◆ **Exercise directions**
If a line in the entries includes "Güncel", show that line.

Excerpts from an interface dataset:
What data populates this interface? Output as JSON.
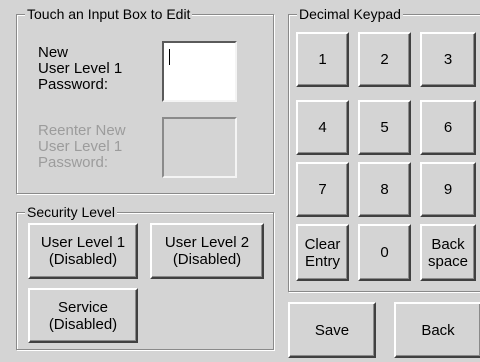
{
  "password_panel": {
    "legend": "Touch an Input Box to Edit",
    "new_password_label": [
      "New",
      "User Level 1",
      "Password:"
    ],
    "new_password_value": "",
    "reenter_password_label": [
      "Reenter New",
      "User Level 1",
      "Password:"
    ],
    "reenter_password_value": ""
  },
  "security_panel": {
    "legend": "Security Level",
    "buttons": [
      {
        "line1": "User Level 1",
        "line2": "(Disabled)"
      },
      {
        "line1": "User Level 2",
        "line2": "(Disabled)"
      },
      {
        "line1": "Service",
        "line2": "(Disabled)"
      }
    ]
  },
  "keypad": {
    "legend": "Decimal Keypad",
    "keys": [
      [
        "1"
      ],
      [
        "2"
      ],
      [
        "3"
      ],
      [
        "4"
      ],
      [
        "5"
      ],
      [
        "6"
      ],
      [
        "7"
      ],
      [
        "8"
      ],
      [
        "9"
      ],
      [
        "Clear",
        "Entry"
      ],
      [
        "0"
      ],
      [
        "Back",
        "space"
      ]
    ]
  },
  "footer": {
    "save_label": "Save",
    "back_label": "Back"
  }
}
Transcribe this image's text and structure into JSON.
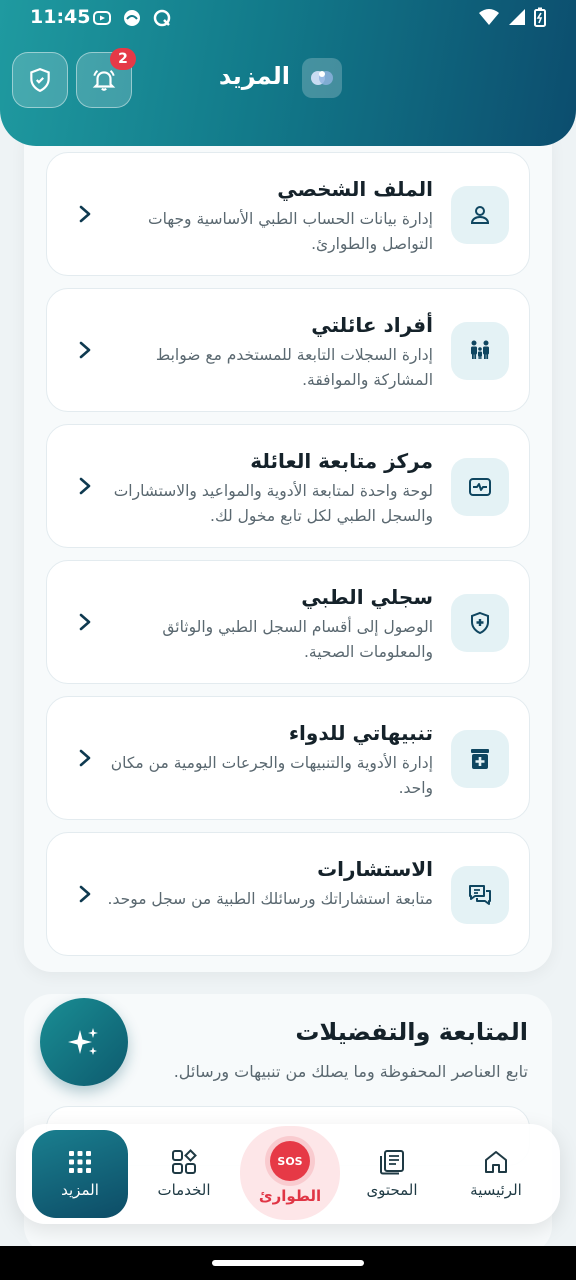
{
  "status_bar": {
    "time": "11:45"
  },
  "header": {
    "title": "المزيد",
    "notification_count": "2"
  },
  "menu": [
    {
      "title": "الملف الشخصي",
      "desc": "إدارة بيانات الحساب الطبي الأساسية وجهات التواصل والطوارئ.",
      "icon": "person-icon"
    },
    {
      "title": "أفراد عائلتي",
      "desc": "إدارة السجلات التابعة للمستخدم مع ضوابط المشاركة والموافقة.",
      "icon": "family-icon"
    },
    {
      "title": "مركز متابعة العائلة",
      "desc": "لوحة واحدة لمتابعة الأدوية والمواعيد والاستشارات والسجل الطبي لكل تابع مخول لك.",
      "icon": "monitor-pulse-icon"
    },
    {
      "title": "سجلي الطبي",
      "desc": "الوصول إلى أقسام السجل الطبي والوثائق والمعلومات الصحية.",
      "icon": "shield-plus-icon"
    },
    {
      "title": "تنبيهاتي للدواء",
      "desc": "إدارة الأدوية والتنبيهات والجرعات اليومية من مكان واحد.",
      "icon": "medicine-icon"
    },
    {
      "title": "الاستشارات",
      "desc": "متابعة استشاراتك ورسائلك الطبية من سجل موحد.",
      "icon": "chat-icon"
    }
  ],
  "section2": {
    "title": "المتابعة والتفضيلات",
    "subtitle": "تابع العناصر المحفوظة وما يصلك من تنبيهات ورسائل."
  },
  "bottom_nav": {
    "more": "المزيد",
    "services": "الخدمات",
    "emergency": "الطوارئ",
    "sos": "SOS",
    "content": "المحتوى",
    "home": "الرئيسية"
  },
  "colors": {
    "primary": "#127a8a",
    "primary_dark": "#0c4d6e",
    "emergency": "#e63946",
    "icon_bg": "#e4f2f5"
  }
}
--
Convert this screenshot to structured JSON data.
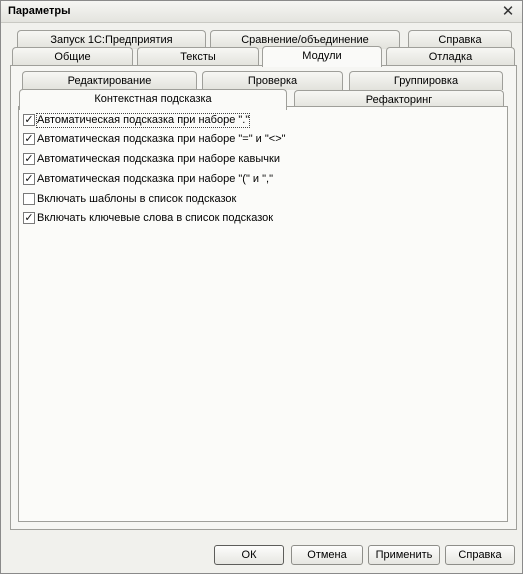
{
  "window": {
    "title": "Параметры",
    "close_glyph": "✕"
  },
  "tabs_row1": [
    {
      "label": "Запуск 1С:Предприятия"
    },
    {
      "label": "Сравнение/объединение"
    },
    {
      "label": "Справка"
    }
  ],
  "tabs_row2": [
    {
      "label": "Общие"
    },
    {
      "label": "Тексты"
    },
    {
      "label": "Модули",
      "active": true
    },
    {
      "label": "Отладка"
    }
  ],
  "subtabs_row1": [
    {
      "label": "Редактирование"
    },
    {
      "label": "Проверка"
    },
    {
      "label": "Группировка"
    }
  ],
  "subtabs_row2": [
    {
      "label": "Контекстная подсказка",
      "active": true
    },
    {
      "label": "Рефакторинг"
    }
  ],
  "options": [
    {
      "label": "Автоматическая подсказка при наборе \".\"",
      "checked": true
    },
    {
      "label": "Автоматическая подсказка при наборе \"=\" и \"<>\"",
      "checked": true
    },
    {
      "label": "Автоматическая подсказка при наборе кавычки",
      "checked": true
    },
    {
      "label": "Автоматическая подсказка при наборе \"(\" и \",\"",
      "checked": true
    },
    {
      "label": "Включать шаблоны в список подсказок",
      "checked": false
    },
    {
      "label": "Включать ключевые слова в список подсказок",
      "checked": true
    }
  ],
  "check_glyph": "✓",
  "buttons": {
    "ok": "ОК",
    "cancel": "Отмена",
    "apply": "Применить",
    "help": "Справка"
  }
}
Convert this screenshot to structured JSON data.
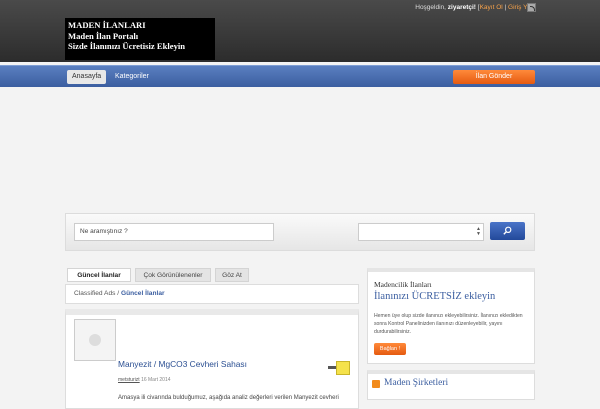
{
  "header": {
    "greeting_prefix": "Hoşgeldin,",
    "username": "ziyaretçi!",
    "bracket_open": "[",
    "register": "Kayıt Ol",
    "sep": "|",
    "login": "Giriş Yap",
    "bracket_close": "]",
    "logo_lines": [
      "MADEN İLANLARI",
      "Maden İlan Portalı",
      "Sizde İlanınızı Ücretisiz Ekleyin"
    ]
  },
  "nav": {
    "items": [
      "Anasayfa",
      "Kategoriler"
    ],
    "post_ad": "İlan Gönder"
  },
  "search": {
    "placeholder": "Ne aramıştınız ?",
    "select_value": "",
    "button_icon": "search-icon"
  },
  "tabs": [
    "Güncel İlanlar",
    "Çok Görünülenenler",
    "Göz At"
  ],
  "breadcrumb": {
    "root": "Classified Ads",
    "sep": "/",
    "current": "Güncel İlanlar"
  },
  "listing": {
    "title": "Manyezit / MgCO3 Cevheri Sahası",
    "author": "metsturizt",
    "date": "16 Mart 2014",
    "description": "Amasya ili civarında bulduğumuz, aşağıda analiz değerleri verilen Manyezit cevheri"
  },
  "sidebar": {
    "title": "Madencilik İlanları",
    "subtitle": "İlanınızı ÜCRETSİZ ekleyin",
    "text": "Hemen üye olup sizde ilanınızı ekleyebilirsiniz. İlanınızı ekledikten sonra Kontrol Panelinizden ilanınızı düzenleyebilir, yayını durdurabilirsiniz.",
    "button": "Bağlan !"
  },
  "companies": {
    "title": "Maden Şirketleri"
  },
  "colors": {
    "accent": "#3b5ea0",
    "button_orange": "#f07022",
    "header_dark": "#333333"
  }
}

◆ **Exercise solution**
    "Güncel İlanlar",
    "current": "Güncel İlanlar"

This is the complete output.